Impacts of fuel stratification on particulate matter formation and properties during ACI Engine operation
Melanie DeBusk, NTRC-Oak Ridge National Laboratory

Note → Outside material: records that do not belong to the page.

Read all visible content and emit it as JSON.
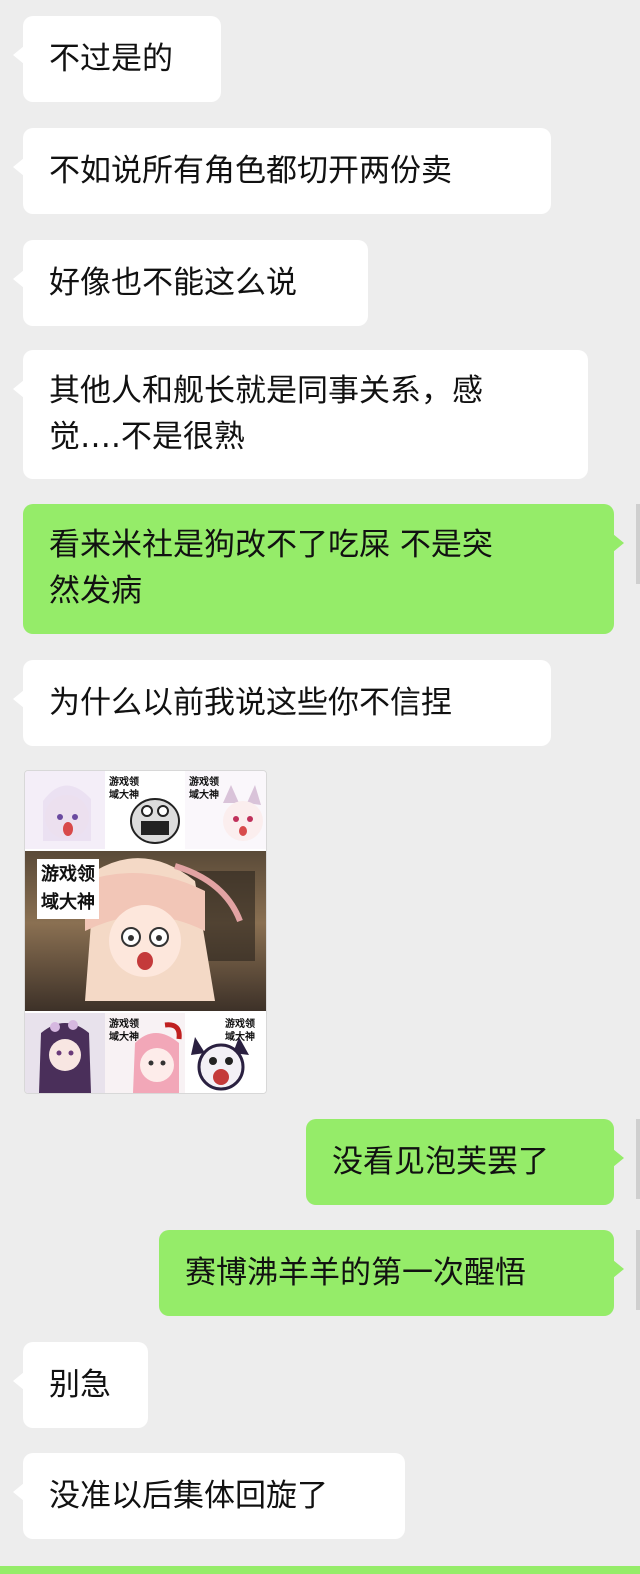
{
  "messages": [
    {
      "side": "left",
      "text": "不过是的"
    },
    {
      "side": "left",
      "text": "不如说所有角色都切开两份卖"
    },
    {
      "side": "left",
      "text": "好像也不能这么说"
    },
    {
      "side": "left",
      "lines": [
        "其他人和舰长就是同事关系，感",
        "觉….不是很熟"
      ]
    },
    {
      "side": "right",
      "lines": [
        "看来米社是狗改不了吃屎 不是突",
        "然发病"
      ]
    },
    {
      "side": "left",
      "text": "为什么以前我说这些你不信捏"
    },
    {
      "side": "right",
      "text": "没看见泡芙罢了"
    },
    {
      "side": "right",
      "text": "赛博沸羊羊的第一次醒悟"
    },
    {
      "side": "left",
      "text": "别急"
    },
    {
      "side": "left",
      "text": "没准以后集体回旋了"
    }
  ],
  "sticker": {
    "big_caption_1": "游戏领",
    "big_caption_2": "域大神",
    "small_caption_a": "游戏领",
    "small_caption_b": "域大神"
  },
  "colors": {
    "background": "#ededed",
    "left_bubble": "#ffffff",
    "right_bubble": "#95ec69",
    "text": "#111111"
  }
}
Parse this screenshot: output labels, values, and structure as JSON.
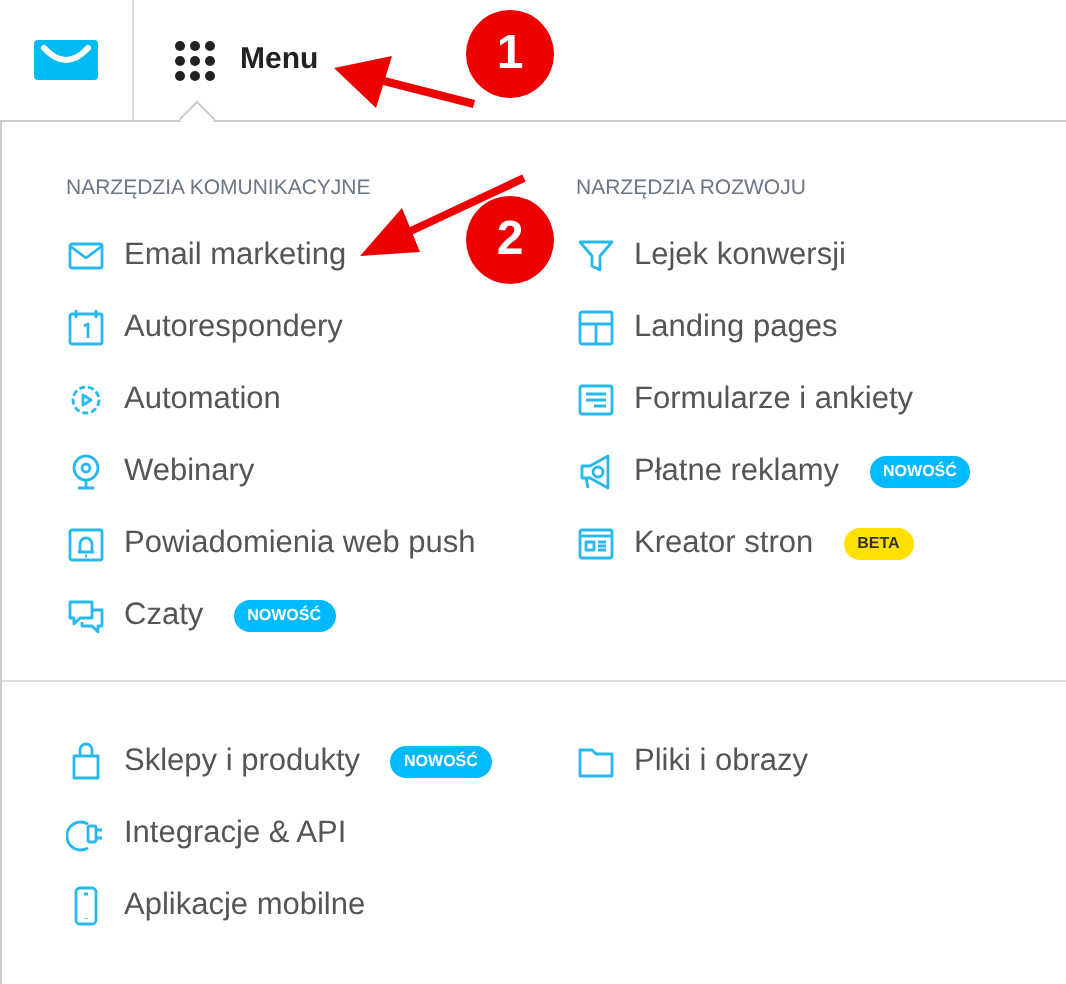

As multi-mode type engine combustion strategies are investigated as a pathway to increased vehicle fuel efficiency, a better understanding of particulate matter formation during the advanced compression ignition (ACI) modes and the resulting PM properties is of growing importance for mitigating PM emissions and/or developing emissions control strategies. ACI combustion strategies claim extremely low soot production while achieving high break thermal efficiencies (BTE). However, US regulated emissions are on particulate matter (PM) mass which can consist of soot and/or hydrocarbon based particulate known as elemental carbon (EC) and organic carbon (OC), respectively. The composition of PM mass from ACI combustion ranges from nearly 100% OC to a mix of EC and OC particulates as the extent of fuel stratification increases. How the mass, compositions and morphology of PM changes as fuel stratifies within the combustion chamber, and what this can tell us about PM formation will be presented. Impact of fuel properties and the level of exhaust gas recirculation (EGR) on particulate matter properties will also be explored.